Supplied records
======
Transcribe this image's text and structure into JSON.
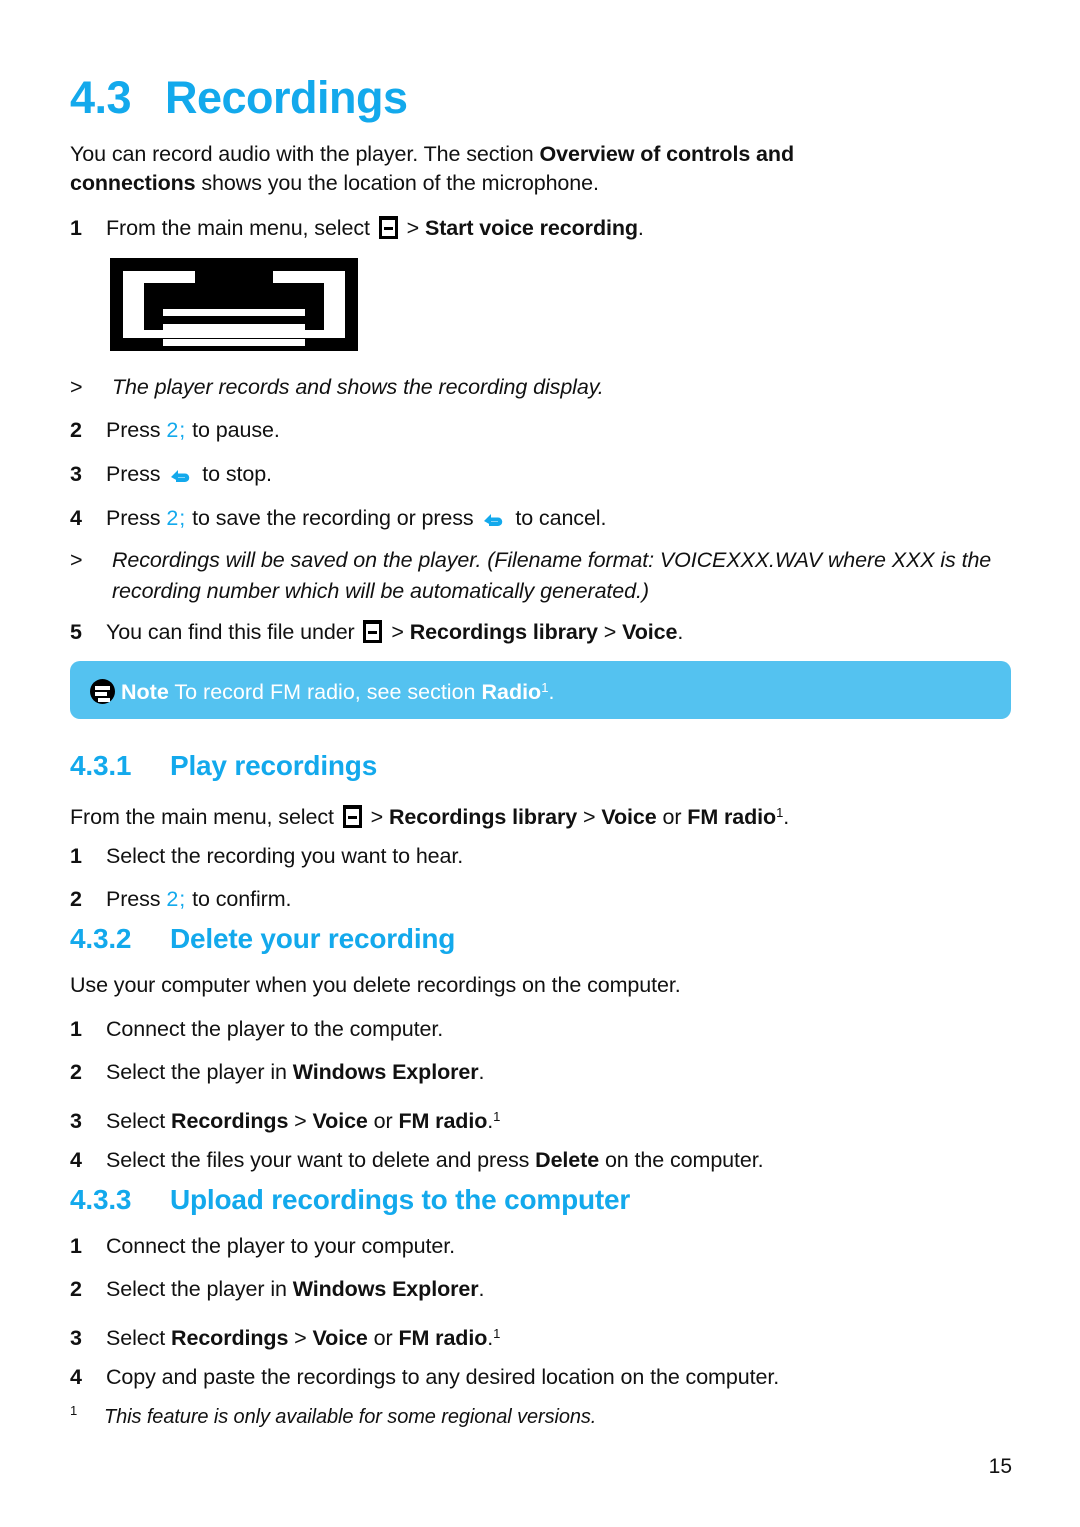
{
  "document": {
    "page_number": "15",
    "accent_color": "#13a9ec",
    "note_bar_color": "#54c2f0"
  },
  "section": {
    "number": "4.3",
    "title": "Recordings"
  },
  "intro": {
    "text_part1": "You can record audio with the player. The section ",
    "bold1": "Overview of controls and connections",
    "text_part2": " shows you the location of the microphone."
  },
  "steps_main": [
    {
      "index": "1",
      "pre": "From the main menu, select ",
      "icon": "menu-icon",
      "mid": " > ",
      "bold": "Start voice recording",
      "post": "."
    }
  ],
  "display_graphic": {
    "name": "recording-display-illustration",
    "alt": "Recording display screen illustration"
  },
  "results": [
    {
      "marker": ">",
      "text": "The player records and shows the recording display."
    },
    {
      "marker": ">",
      "text": "Recordings will be saved on the player. (Filename format: VOICEXXX.WAV where XXX is the recording number which will be automatically generated.)"
    }
  ],
  "steps_press": [
    {
      "index": "2",
      "pre": "Press ",
      "icon": "2;",
      "post": " to pause."
    },
    {
      "index": "3",
      "pre": "Press ",
      "icon": "back-arrow-icon",
      "post": " to stop."
    },
    {
      "index": "4",
      "pre": "Press ",
      "icon": "2;",
      "mid": " to save the recording or press ",
      "icon2": "back-arrow-icon",
      "post": " to cancel."
    },
    {
      "index": "5",
      "pre": "You can find this file under ",
      "icon": "menu-icon",
      "mid": " > ",
      "bold1": "Recordings library",
      "mid2": " > ",
      "bold2": "Voice",
      "post": "."
    }
  ],
  "note": {
    "icon": "note-icon",
    "label": "Note",
    "text": " To record FM radio, see section ",
    "bold": "Radio",
    "superscript": "1",
    "post": "."
  },
  "subsection_431": {
    "number": "4.3.1",
    "title": "Play recordings",
    "lead": {
      "pre": "From the main menu, select ",
      "icon": "menu-icon",
      "mid": " > ",
      "bold1": "Recordings library",
      "mid2": " > ",
      "bold2": "Voice",
      "mid3": " or ",
      "bold3": "FM radio",
      "superscript": "1",
      "post": "."
    },
    "steps": [
      {
        "index": "1",
        "text": "Select the recording you want to hear."
      },
      {
        "index": "2",
        "pre": "Press ",
        "icon": "2;",
        "post": " to confirm."
      }
    ]
  },
  "subsection_432": {
    "number": "4.3.2",
    "title": "Delete your recording",
    "lead": "Use your computer when you delete recordings on the computer.",
    "steps": [
      {
        "index": "1",
        "text": "Connect the player to the computer."
      },
      {
        "index": "2",
        "pre": "Select the player in ",
        "bold": "Windows Explorer",
        "post": "."
      },
      {
        "index": "3",
        "pre": "Select ",
        "bold1": "Recordings",
        "mid1": " > ",
        "bold2": "Voice",
        "mid2": " or ",
        "bold3": "FM radio",
        "post": ".",
        "superscript": "1"
      },
      {
        "index": "4",
        "pre": "Select the files your want to delete and press ",
        "bold": "Delete",
        "post": " on the computer."
      }
    ]
  },
  "subsection_433": {
    "number": "4.3.3",
    "title": "Upload recordings to the computer",
    "steps": [
      {
        "index": "1",
        "text": "Connect the player to your computer."
      },
      {
        "index": "2",
        "pre": "Select the player in ",
        "bold": "Windows Explorer",
        "post": "."
      },
      {
        "index": "3",
        "pre": "Select ",
        "bold1": "Recordings",
        "mid1": " > ",
        "bold2": "Voice",
        "mid2": " or ",
        "bold3": "FM radio",
        "post": ".",
        "superscript": "1"
      },
      {
        "index": "4",
        "text": "Copy and paste the recordings to any desired location on the computer."
      }
    ]
  },
  "footnote": {
    "marker": "1",
    "text": "This feature is only available for some regional versions."
  }
}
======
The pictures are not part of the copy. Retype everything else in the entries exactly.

Transcribe this image's text and structure into JSON.
{
  "document": {
    "page_number": "15",
    "accent_color": "#13a9ec",
    "note_bar_color": "#54c2f0"
  },
  "section": {
    "number": "4.3",
    "title": "Recordings"
  },
  "intro": {
    "text_part1": "You can record audio with the player. The section ",
    "bold1": "Overview of controls and connections",
    "text_part2": " shows you the location of the microphone."
  },
  "steps_main": [
    {
      "index": "1",
      "pre": "From the main menu, select ",
      "icon": "menu-icon",
      "mid": " > ",
      "bold": "Start voice recording",
      "post": "."
    }
  ],
  "display_graphic": {
    "name": "recording-display-illustration",
    "alt": "Recording display screen illustration"
  },
  "results": [
    {
      "marker": ">",
      "text": "The player records and shows the recording display."
    },
    {
      "marker": ">",
      "text": "Recordings will be saved on the player. (Filename format: VOICEXXX.WAV where XXX is the recording number which will be automatically generated.)"
    }
  ],
  "steps_press": [
    {
      "index": "2",
      "pre": "Press ",
      "icon": "2;",
      "post": " to pause."
    },
    {
      "index": "3",
      "pre": "Press ",
      "icon": "back-arrow-icon",
      "post": " to stop."
    },
    {
      "index": "4",
      "pre": "Press ",
      "icon": "2;",
      "mid": " to save the recording or press ",
      "icon2": "back-arrow-icon",
      "post": " to cancel."
    },
    {
      "index": "5",
      "pre": "You can find this file under ",
      "icon": "menu-icon",
      "mid": " > ",
      "bold1": "Recordings library",
      "mid2": " > ",
      "bold2": "Voice",
      "post": "."
    }
  ],
  "note": {
    "icon": "note-icon",
    "label": "Note",
    "text": " To record FM radio, see section ",
    "bold": "Radio",
    "superscript": "1",
    "post": "."
  },
  "subsection_431": {
    "number": "4.3.1",
    "title": "Play recordings",
    "lead": {
      "pre": "From the main menu, select ",
      "icon": "menu-icon",
      "mid": " > ",
      "bold1": "Recordings library",
      "mid2": " > ",
      "bold2": "Voice",
      "mid3": " or ",
      "bold3": "FM radio",
      "superscript": "1",
      "post": "."
    },
    "steps": [
      {
        "index": "1",
        "text": "Select the recording you want to hear."
      },
      {
        "index": "2",
        "pre": "Press ",
        "icon": "2;",
        "post": " to confirm."
      }
    ]
  },
  "subsection_432": {
    "number": "4.3.2",
    "title": "Delete your recording",
    "lead": "Use your computer when you delete recordings on the computer.",
    "steps": [
      {
        "index": "1",
        "text": "Connect the player to the computer."
      },
      {
        "index": "2",
        "pre": "Select the player in ",
        "bold": "Windows Explorer",
        "post": "."
      },
      {
        "index": "3",
        "pre": "Select ",
        "bold1": "Recordings",
        "mid1": " > ",
        "bold2": "Voice",
        "mid2": " or ",
        "bold3": "FM radio",
        "post": ".",
        "superscript": "1"
      },
      {
        "index": "4",
        "pre": "Select the files your want to delete and press ",
        "bold": "Delete",
        "post": " on the computer."
      }
    ]
  },
  "subsection_433": {
    "number": "4.3.3",
    "title": "Upload recordings to the computer",
    "steps": [
      {
        "index": "1",
        "text": "Connect the player to your computer."
      },
      {
        "index": "2",
        "pre": "Select the player in ",
        "bold": "Windows Explorer",
        "post": "."
      },
      {
        "index": "3",
        "pre": "Select ",
        "bold1": "Recordings",
        "mid1": " > ",
        "bold2": "Voice",
        "mid2": " or ",
        "bold3": "FM radio",
        "post": ".",
        "superscript": "1"
      },
      {
        "index": "4",
        "text": "Copy and paste the recordings to any desired location on the computer."
      }
    ]
  },
  "footnote": {
    "marker": "1",
    "text": "This feature is only available for some regional versions."
  }
}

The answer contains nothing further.